Donning My Own Oxygen Mask
Like all the best things in my life, I get my passion for wellness from my mom, who owned a gym when I was in high school. I remember being struck by how unhappy some new clients seemed. Maybe they lacked energy to keep up with their families. Maybe they weren’t comfortable in their bodies, or they didn’t feel confident. Maybe they were unhappy at work or in their relationships.
Regardless, they wanted to change. Time after time, I witnessed the impact one person can have on others by coaching them through a basic fitness and healthy eating routine.
My mom also practised wellness at home. We enjoyed home-cooked dinners, nature walks, reading books, and cheering each other on at the gym. My mom’s example is at the root of my belief that every aspect of our lives can be influenced by making our own wellness a priority.
When I moved into my own apartment, I put on some extra weight since I was suddenly without my mom’s healthy cooking and encouragement to stay active. I searched in vain for a quick fix to shed a few pounds, and I’m somewhat embarrassed to admit I tried every diet out there. It took years to realize simplicity is best for me: eat real food, drink water, move my body and get a good night’s sleep.
Four years ago, when I joined the Alberta Health Services (AHS), I found myself working at a desk for the first time. This was an unexpected obstacle. The shift to being sedentary for most of my day made me sluggish and my energy dipped dramatically by mid-afternoon. I found it harder to focus, harder to sleep and I ate sugary snacks and drank more coffee to compensate. I struggled through daily headaches and back pain. Two years ago, I suffered micro tears in my Achilles tendons, and I couldn’t walk without pain.
I had lost my balance and knew it was time for change. I had to be conscious of wellness at work and bring the focus of wellness to my entire day. After physiotherapy repaired my Achilles, I started going for walks at lunch with a coworker. I tried to fit more activity into my day by getting up from my computer more frequently -- walking the long way to the bathroom and getting up to ask a question rather than sending an email. I started wearing a fitness tracker and challenged myself to increase my step count. It’s amazing how little changes can add up to big ones. I often put other people’s needs before mine, and thought it was selfish to make myself a priority. Now I remember the wisdom I hear during safety briefings on airplanes — I need to put on my own oxygen mask before assisting others.
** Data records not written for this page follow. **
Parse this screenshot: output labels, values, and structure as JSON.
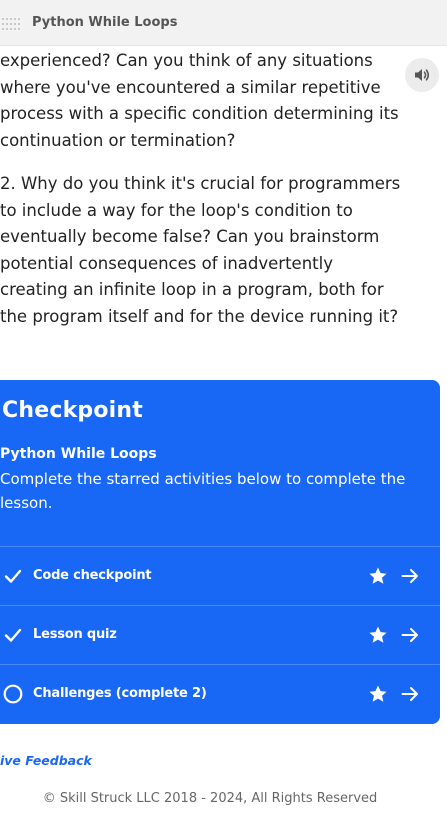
{
  "header": {
    "title": "Python While Loops"
  },
  "content": {
    "paragraph1": "experienced? Can you think of any situations where you've encountered a similar repetitive process with a specific condition determining its continuation or termination?",
    "paragraph2": "2. Why do you think it's crucial for programmers to include a way for the loop's condition to eventually become false? Can you brainstorm potential consequences of inadvertently creating an infinite loop in a program, both for the program itself and for the device running it?"
  },
  "checkpoint": {
    "title": "Checkpoint",
    "lesson_name": "Python While Loops",
    "description": "Complete the starred activities below to complete the lesson.",
    "items": [
      {
        "label": "Code checkpoint",
        "status": "complete",
        "status_icon": "check-icon",
        "starred": true
      },
      {
        "label": "Lesson quiz",
        "status": "complete",
        "status_icon": "check-icon",
        "starred": true
      },
      {
        "label": "Challenges (complete 2)",
        "status": "incomplete",
        "status_icon": "circle-icon",
        "starred": true
      }
    ]
  },
  "feedback_link": "ive Feedback",
  "footer": "© Skill Struck LLC 2018 - 2024, All Rights Reserved",
  "colors": {
    "accent": "#1967f5",
    "topbar": "#f2f2f2"
  },
  "icons": {
    "drag": "drag-handle-icon",
    "speaker": "speaker-icon",
    "star": "star-icon",
    "arrow": "arrow-right-icon"
  }
}
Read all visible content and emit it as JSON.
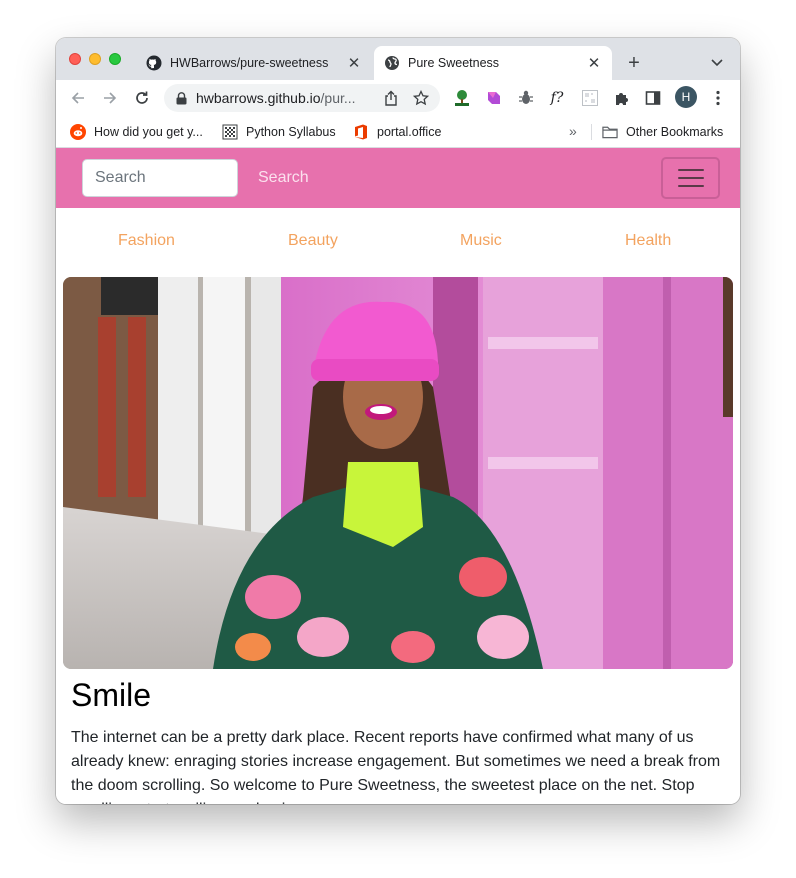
{
  "browser": {
    "tabs": [
      {
        "title": "HWBarrows/pure-sweetness",
        "favicon": "github-icon",
        "active": false
      },
      {
        "title": "Pure Sweetness",
        "favicon": "globe-icon",
        "active": true
      }
    ],
    "new_tab_label": "+",
    "address": {
      "host": "hwbarrows.github.io",
      "path": "/pur..."
    },
    "avatar_initial": "H",
    "extensions": [
      "tree-extension-icon",
      "color-extension-icon",
      "bug-extension-icon",
      "fx-extension-icon",
      "qr-extension-icon",
      "puzzle-icon",
      "sidebar-icon"
    ],
    "fx_label": "f?"
  },
  "bookmarks": {
    "items": [
      {
        "label": "How did you get y...",
        "icon": "reddit-icon"
      },
      {
        "label": "Python Syllabus",
        "icon": "syllabus-icon"
      },
      {
        "label": "portal.office",
        "icon": "office-icon"
      }
    ],
    "more_label": "»",
    "other_label": "Other Bookmarks"
  },
  "site": {
    "search_placeholder": "Search",
    "search_button": "Search",
    "categories": [
      "Fashion",
      "Beauty",
      "Music",
      "Health"
    ],
    "headline": "Smile",
    "body": "The internet can be a pretty dark place. Recent reports have confirmed what many of us already knew: enraging stories increase engagement. But sometimes we need a break from the doom scrolling. So welcome to Pure Sweetness, the sweetest place on the net. Stop scrolling, start smiling, and enjoy.",
    "colors": {
      "navbar": "#e771ad",
      "category_link": "#f3a35f"
    }
  }
}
When I was asked if I’d like to become an AHS Wellness Champion, I jumped at the opportunity. I’m grateful for the full support of my team lead as I truly enjoy organizing Wellness initiatives. They incorporate a bit of fun and creativity into our work culture. I run a yearly Spring into Fitness Challenge in March, and a '12 Days of Wellness Campaign' in December. This year I also organized a Fall Step Challenge
I’m so proud of our daily meditation practice. We book a meeting room daily for 10-15 minutes and listen to an app that guides us through a beginner meditation. Participants tell me they’re more focused and able to accomplish more. They feel calmer, more creative, and better prepared to deal with challenges and changes at work and home.
To kick off the AHS 'What’s Your Balance Campaign', we organized a potluck salad bar on our floor, which we set up like a buffet. I asked everyone who was able, to contribute one ingredient. It was such a hit – we’re making it a monthly event! Eating healthy is more fun when we do it together.
Now that my own “oxygen mask” is firmly in place, I find joy in helping my coworkers find their balance too.
Join the conversation, and be inspired to think about your wellness!
Share what balance looks like to you, using #AHSwhatsyourbalance on social media. Or visit www.ahs.ca/whatsyourbalance to download the Wellness Scorecard to get started on your path to finding balance.
Please note the ‘What’ your balance?’ blog posts are views of the authors only, and should not be considered as formal advice and instruction. Readers should consult with appropriate health professionals or dial 811 for Health Link on any matter related to their health and wellbeing.